Early town and big growth
Birmingham, Kentucky was one of the first cities to be established in the state. The city was incorporated in 1860 and permanently flooded when the Tennessee Valley Authority (TVA) built a dam on the Tennessee River in the early 1940’s.
The now submerged city of Birmingham, resided in the county of Marshall, Kentucky, according to Four Rivers Explorer, documenters of the “Four Rivers” region.
Thirty years after its incorporation in 1890, Birmingham, Kentucky had:
- four churches (2 white and 2 black)
- two schools (1 white and 1 black)
- four dry-good and general stores
- three grocery stores
- two wagon stores
- two blacksmith shops, and other items according to the Marshall County Daily (MCD).
MCD writes that Birmingham was governed by a four man Town of Trustees, a City Judge, and a City Marshal.
The Birmingham Raid of 1908
The city welcomed an African-American community. This was disrupted during a raid against Negros living in Birmingham, Kentucky, on March 9th, 1908.
The raid resulted in gunshots into every person of color's home. Several Negros were injured during the violent raid of Birmingham, Kentucky, including a teacher at the local colored school, according to westernkyhistory.org. This caused many of the black families to move to Illinois or Mississippi.
A Judge Reed of Paducah would subsequently indict Dr. Emilius Champion, a physician in the between the lakes area along with several members of the group that crossed into Marshal County and spread terror on in 1908.
Birthplace of professional athlete
The Birmingham, Kentucky community would go on to develop an athlete who would make it to play in for the Basketball Association of America (BAA), what is now the National Basketball Association (NBA)’s 1946 Philadelphia Warriors.

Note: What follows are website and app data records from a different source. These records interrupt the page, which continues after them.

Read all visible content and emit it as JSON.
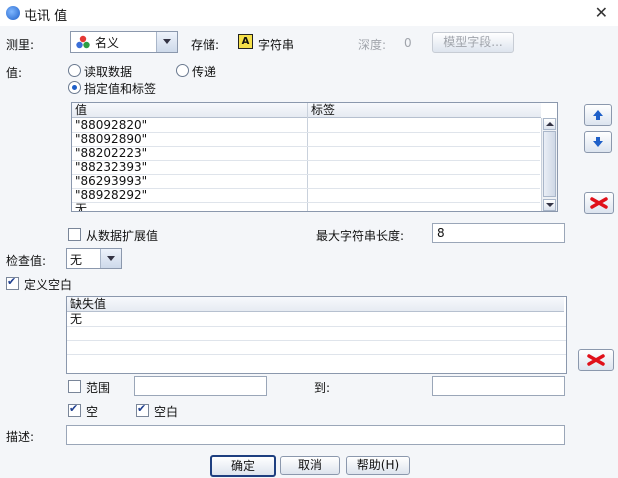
{
  "window": {
    "title": "屯讯 值",
    "close_icon": "close-icon"
  },
  "measure": {
    "label": "测里:",
    "value": "名义",
    "icon": "nominal-icon"
  },
  "storage": {
    "label": "存储:",
    "value": "字符串",
    "icon_letter": "A"
  },
  "depth": {
    "label": "深度:",
    "value": "0"
  },
  "model_field_button": "模型字段...",
  "values": {
    "label": "值:",
    "option_read": "读取数据",
    "option_pass": "传递",
    "option_specify": "指定值和标签",
    "selected": "specify",
    "table": {
      "headers": [
        "值",
        "标签"
      ],
      "rows": [
        [
          "\"88092820\"",
          ""
        ],
        [
          "\"88092890\"",
          ""
        ],
        [
          "\"88202223\"",
          ""
        ],
        [
          "\"88232393\"",
          ""
        ],
        [
          "\"86293993\"",
          ""
        ],
        [
          "\"88928292\"",
          ""
        ],
        [
          "无",
          ""
        ]
      ]
    }
  },
  "extend_from_data": {
    "label": "从数据扩展值",
    "checked": false
  },
  "max_string_length": {
    "label": "最大字符串长度:",
    "value": "8"
  },
  "check_values": {
    "label": "检查值:",
    "value": "无"
  },
  "define_blank": {
    "label": "定义空白",
    "checked": true
  },
  "missing_table": {
    "header": "缺失值",
    "rows": [
      "无",
      "",
      ""
    ]
  },
  "range": {
    "label": "范围",
    "checked": false,
    "to_label": "到:"
  },
  "null": {
    "label": "空",
    "checked": true
  },
  "whitespace": {
    "label": "空白",
    "checked": true
  },
  "description": {
    "label": "描述:",
    "value": ""
  },
  "buttons": {
    "ok": "确定",
    "cancel": "取消",
    "help": "帮助(H)"
  },
  "colors": {
    "accent": "#1e5fc8",
    "delete": "#e0101a"
  }
}
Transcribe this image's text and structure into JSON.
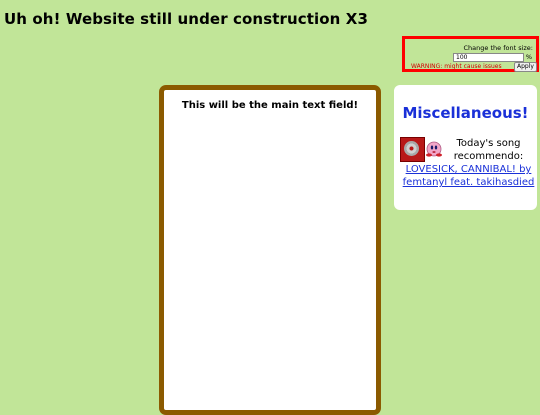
{
  "header": {
    "title": "Uh oh! Website still under construction X3"
  },
  "font_control": {
    "label": "Change the font size:",
    "value": "100",
    "unit": "%",
    "warning": "WARNING: might cause issues",
    "apply_label": "Apply",
    "border_color": "#ff0000"
  },
  "main": {
    "text": "This will be the main text field!",
    "border_color": "#8b5a00"
  },
  "misc": {
    "title": "Miscellaneous!",
    "intro_line1": "Today's song",
    "intro_line2": "recommendo:",
    "song_link": "LOVESICK, CANNIBAL! by femtanyl feat. takihasdied",
    "icons": [
      "cd-icon",
      "kirby-icon"
    ]
  },
  "colors": {
    "background": "#c1e598",
    "link": "#1a30d8",
    "title_blue": "#1a30d8"
  }
}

According to the Marshall County Daily, “Jumpin’” Joe Fulks was born in 1921. He played basketball at Murray State for two years, and then quit to go to the Marines. In 1946 he signed to the Philadelphia Warriors to play the Power Forward position.

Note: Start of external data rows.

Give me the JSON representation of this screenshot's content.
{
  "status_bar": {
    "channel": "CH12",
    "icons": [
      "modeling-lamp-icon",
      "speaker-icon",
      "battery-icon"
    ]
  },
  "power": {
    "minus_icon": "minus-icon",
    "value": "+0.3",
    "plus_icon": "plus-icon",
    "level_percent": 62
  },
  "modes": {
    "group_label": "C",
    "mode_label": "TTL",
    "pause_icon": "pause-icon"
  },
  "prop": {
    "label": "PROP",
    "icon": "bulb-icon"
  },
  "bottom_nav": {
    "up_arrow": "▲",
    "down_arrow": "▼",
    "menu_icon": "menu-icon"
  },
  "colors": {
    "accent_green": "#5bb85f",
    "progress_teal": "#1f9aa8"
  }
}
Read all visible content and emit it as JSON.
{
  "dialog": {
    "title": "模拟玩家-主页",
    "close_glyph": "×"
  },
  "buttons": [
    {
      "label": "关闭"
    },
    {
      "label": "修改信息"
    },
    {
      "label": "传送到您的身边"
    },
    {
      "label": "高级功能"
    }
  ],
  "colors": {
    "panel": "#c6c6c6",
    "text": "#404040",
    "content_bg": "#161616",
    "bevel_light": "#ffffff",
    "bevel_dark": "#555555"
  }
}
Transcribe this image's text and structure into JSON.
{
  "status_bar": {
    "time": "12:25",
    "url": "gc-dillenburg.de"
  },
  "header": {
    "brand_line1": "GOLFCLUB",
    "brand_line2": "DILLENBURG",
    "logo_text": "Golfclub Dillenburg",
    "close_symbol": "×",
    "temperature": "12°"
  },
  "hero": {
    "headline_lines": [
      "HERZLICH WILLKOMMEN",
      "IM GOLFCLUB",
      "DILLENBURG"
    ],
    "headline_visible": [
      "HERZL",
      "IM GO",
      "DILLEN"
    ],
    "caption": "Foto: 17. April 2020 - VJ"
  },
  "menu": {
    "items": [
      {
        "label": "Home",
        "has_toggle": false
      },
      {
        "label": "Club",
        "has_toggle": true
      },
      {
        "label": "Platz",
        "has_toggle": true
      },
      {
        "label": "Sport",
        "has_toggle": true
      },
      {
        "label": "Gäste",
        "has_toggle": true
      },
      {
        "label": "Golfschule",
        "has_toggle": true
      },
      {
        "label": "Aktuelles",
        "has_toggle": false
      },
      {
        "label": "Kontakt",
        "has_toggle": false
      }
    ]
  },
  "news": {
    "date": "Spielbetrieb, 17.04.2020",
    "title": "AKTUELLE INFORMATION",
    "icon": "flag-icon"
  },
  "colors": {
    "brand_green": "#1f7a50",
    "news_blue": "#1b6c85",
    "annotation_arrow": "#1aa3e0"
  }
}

The submergence of Birmingham, Kentucky
In 1937, the Tennessee Valley Authority (TVA) purchased 35,133 acres of land. And by building a dam, the TVA could generate affordable electricity, alleviate flooding problems, and facilitate better river navigation, according to Tennessee Valley Cemetery Relocation Files. Birmingham citizens were given a few years to relocate.
As a consequence of the dam project, its flooding, and the creation of Kentucky Lake, Birmingham, Kentucky was left submerged completely under water.

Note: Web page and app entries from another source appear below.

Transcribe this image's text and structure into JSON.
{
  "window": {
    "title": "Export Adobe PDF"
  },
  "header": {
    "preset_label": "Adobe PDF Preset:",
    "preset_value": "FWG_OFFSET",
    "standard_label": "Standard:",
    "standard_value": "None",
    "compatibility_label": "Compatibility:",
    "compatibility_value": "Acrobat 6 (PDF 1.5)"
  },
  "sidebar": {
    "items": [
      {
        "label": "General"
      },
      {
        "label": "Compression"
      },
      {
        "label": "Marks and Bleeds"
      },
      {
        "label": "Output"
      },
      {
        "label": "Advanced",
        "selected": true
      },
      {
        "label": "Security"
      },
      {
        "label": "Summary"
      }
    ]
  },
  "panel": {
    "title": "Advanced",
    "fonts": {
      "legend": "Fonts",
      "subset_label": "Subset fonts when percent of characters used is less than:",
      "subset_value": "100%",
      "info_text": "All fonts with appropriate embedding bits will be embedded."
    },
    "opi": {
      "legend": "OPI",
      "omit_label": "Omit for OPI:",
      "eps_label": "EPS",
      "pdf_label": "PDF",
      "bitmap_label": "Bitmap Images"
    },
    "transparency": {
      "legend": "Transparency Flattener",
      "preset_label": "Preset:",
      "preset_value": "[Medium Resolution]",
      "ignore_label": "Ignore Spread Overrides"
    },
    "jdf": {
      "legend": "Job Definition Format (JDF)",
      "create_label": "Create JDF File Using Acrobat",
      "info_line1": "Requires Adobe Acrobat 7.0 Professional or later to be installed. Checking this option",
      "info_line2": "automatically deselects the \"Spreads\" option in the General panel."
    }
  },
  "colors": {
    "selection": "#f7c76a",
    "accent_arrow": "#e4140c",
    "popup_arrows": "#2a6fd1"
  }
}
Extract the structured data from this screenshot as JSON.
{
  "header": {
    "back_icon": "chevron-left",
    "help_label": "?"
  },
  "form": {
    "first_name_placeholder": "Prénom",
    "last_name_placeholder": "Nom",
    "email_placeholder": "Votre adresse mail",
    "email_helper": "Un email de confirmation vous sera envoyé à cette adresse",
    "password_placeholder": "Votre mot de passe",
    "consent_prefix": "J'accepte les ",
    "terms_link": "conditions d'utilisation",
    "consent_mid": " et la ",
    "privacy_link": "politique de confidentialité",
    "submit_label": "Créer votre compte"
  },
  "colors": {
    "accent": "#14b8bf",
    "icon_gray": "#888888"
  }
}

This is a picture of the historic (and non-existent ) city today, on Google Maps.
The Birmingham, Kentucky cemetery was relocated about twenty minutes to Breingsburg, Kentucky. You can read about the city of Birmingham, Kentucky cemetery relocation at Tennessee Valley Cemetery Relocation files here.